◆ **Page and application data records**
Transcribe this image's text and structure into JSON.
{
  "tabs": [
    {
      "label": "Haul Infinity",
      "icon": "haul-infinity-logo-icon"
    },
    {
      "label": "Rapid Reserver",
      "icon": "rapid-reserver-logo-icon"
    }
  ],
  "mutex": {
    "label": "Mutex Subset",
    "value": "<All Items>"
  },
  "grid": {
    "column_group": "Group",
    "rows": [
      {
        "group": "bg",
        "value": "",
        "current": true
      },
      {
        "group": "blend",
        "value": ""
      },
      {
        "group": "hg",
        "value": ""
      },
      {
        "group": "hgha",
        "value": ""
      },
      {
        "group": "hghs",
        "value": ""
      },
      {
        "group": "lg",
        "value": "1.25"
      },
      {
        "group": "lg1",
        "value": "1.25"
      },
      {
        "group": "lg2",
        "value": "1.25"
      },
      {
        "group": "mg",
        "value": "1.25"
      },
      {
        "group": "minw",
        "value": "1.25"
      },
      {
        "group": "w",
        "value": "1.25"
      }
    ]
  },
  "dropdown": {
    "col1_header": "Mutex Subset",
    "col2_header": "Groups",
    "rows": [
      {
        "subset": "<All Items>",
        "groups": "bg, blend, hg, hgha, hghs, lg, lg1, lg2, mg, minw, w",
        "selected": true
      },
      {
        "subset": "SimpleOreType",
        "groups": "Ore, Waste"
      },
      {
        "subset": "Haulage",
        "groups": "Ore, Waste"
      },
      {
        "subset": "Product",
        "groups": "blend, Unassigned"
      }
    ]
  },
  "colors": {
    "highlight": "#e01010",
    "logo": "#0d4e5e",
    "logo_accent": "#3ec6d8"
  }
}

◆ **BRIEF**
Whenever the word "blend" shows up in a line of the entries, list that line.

◆ **ANSWER SPACE**
        "group": "blend",
        "groups": "bg, blend, hg, hgha, hghs, lg, lg1, lg2, mg, minw, w",
        "groups": "blend, Unassigned"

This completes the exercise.